START Record set

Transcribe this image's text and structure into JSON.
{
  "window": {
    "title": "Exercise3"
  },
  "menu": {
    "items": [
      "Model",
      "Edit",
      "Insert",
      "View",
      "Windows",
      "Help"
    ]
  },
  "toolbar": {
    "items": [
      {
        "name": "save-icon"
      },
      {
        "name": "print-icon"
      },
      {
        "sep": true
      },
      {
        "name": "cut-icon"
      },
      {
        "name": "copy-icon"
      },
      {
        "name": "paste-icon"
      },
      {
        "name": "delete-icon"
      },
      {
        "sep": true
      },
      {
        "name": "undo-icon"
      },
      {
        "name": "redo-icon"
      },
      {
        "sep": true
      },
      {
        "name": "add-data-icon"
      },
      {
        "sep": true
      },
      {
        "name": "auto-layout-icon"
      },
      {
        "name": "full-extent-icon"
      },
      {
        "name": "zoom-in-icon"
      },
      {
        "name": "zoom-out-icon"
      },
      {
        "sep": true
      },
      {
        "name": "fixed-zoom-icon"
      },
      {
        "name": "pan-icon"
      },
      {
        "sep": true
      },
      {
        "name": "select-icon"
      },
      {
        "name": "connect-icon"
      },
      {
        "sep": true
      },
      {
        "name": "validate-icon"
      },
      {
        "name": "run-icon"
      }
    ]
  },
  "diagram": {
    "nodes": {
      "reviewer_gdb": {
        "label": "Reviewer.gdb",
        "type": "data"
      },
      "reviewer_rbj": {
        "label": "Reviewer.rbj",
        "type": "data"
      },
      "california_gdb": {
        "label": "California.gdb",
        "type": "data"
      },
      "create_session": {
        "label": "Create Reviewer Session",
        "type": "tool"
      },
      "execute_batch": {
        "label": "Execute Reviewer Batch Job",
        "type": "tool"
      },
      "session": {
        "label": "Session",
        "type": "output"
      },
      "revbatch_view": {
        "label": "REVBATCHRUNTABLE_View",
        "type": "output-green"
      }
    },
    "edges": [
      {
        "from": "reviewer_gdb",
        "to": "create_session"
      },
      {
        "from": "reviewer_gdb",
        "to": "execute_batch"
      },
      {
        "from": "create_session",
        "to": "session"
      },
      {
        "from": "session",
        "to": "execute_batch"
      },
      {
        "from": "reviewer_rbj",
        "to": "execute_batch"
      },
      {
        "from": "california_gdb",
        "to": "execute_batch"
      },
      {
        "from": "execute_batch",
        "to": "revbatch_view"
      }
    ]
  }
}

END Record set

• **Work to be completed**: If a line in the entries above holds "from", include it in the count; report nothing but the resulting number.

• **Solution to the exercise**: 7